Dataset records:
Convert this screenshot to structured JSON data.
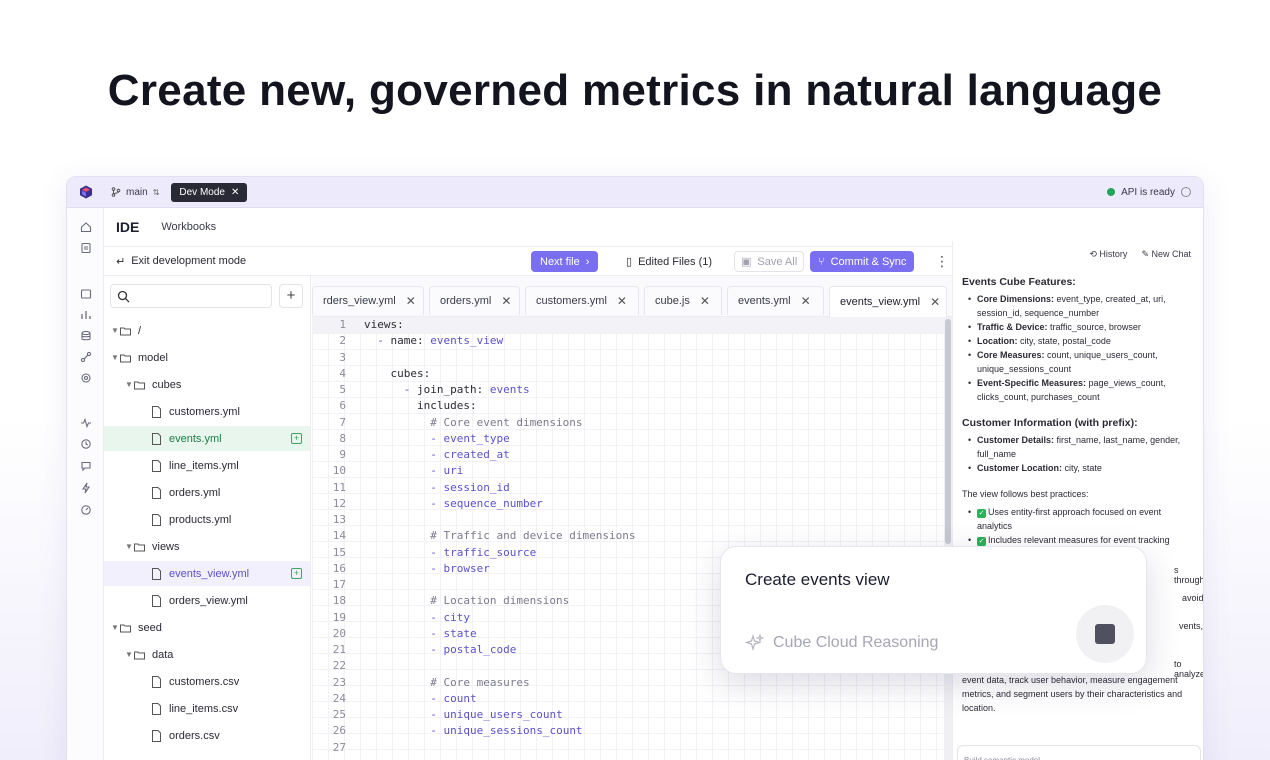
{
  "headline": "Create new, governed metrics in natural language",
  "topbar": {
    "branch": "main",
    "dev_mode": "Dev Mode",
    "api_status": "API is ready",
    "status_color": "#22a559"
  },
  "nav": {
    "ide": "IDE",
    "workbooks": "Workbooks"
  },
  "toolbar": {
    "exit": "Exit development mode",
    "next_file": "Next file",
    "edited_files": "Edited Files (1)",
    "save_all": "Save All",
    "commit_sync": "Commit & Sync",
    "accent": "#7a6ff0"
  },
  "tree": {
    "search_placeholder": "",
    "items": [
      {
        "label": "/",
        "type": "folder"
      },
      {
        "label": "model",
        "type": "folder"
      },
      {
        "label": "cubes",
        "type": "folder"
      },
      {
        "label": "customers.yml",
        "type": "file"
      },
      {
        "label": "events.yml",
        "type": "file"
      },
      {
        "label": "line_items.yml",
        "type": "file"
      },
      {
        "label": "orders.yml",
        "type": "file"
      },
      {
        "label": "products.yml",
        "type": "file"
      },
      {
        "label": "views",
        "type": "folder"
      },
      {
        "label": "events_view.yml",
        "type": "file"
      },
      {
        "label": "orders_view.yml",
        "type": "file"
      },
      {
        "label": "seed",
        "type": "folder"
      },
      {
        "label": "data",
        "type": "folder"
      },
      {
        "label": "customers.csv",
        "type": "file"
      },
      {
        "label": "line_items.csv",
        "type": "file"
      },
      {
        "label": "orders.csv",
        "type": "file"
      }
    ]
  },
  "tabs": [
    {
      "label": "rders_view.yml"
    },
    {
      "label": "orders.yml"
    },
    {
      "label": "customers.yml"
    },
    {
      "label": "cube.js"
    },
    {
      "label": "events.yml"
    },
    {
      "label": "events_view.yml"
    }
  ],
  "code": [
    {
      "n": "1",
      "k": "views:",
      "v": ""
    },
    {
      "n": "2",
      "k": "  - name: ",
      "v": "events_view"
    },
    {
      "n": "3",
      "k": "",
      "v": ""
    },
    {
      "n": "4",
      "k": "    cubes:",
      "v": ""
    },
    {
      "n": "5",
      "k": "      - join_path: ",
      "v": "events"
    },
    {
      "n": "6",
      "k": "        includes:",
      "v": ""
    },
    {
      "n": "7",
      "c": "          # Core event dimensions"
    },
    {
      "n": "8",
      "d": "          - event_type"
    },
    {
      "n": "9",
      "d": "          - created_at"
    },
    {
      "n": "10",
      "d": "          - uri"
    },
    {
      "n": "11",
      "d": "          - session_id"
    },
    {
      "n": "12",
      "d": "          - sequence_number"
    },
    {
      "n": "13",
      "k": "",
      "v": ""
    },
    {
      "n": "14",
      "c": "          # Traffic and device dimensions"
    },
    {
      "n": "15",
      "d": "          - traffic_source"
    },
    {
      "n": "16",
      "d": "          - browser"
    },
    {
      "n": "17",
      "k": "",
      "v": ""
    },
    {
      "n": "18",
      "c": "          # Location dimensions"
    },
    {
      "n": "19",
      "d": "          - city"
    },
    {
      "n": "20",
      "d": "          - state"
    },
    {
      "n": "21",
      "d": "          - postal_code"
    },
    {
      "n": "22",
      "k": "",
      "v": ""
    },
    {
      "n": "23",
      "c": "          # Core measures"
    },
    {
      "n": "24",
      "d": "          - count"
    },
    {
      "n": "25",
      "d": "          - unique_users_count"
    },
    {
      "n": "26",
      "d": "          - unique_sessions_count"
    },
    {
      "n": "27",
      "k": "",
      "v": ""
    }
  ],
  "chat": {
    "history": "History",
    "new_chat": "New Chat",
    "section1_title": "Events Cube Features:",
    "section1": [
      {
        "b": "Core Dimensions:",
        "t": " event_type, created_at, uri, session_id, sequence_number"
      },
      {
        "b": "Traffic & Device:",
        "t": " traffic_source, browser"
      },
      {
        "b": "Location:",
        "t": " city, state, postal_code"
      },
      {
        "b": "Core Measures:",
        "t": " count, unique_users_count, unique_sessions_count"
      },
      {
        "b": "Event-Specific Measures:",
        "t": " page_views_count, clicks_count, purchases_count"
      }
    ],
    "section2_title": "Customer Information (with prefix):",
    "section2": [
      {
        "b": "Customer Details:",
        "t": " first_name, last_name, gender, full_name"
      },
      {
        "b": "Customer Location:",
        "t": " city, state"
      }
    ],
    "practices_intro": "The view follows best practices:",
    "practices": [
      "Uses entity-first approach focused on event analytics",
      "Includes relevant measures for event tracking"
    ],
    "partial1": "s through",
    "partial2": "avoid",
    "partial3": "vents,",
    "partial4": "to analyze",
    "tail": "event data, track user behavior, measure engagement metrics, and segment users by their characteristics and location.",
    "input_text": "Build semantic model"
  },
  "prompt": {
    "text": "Create events view",
    "status": "Cube Cloud Reasoning"
  }
}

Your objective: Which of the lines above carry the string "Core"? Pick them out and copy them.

Result below:
      "c": "          # Core event dimensions"
      "c": "          # Core measures"
        "b": "Core Dimensions:",
        "b": "Core Measures:",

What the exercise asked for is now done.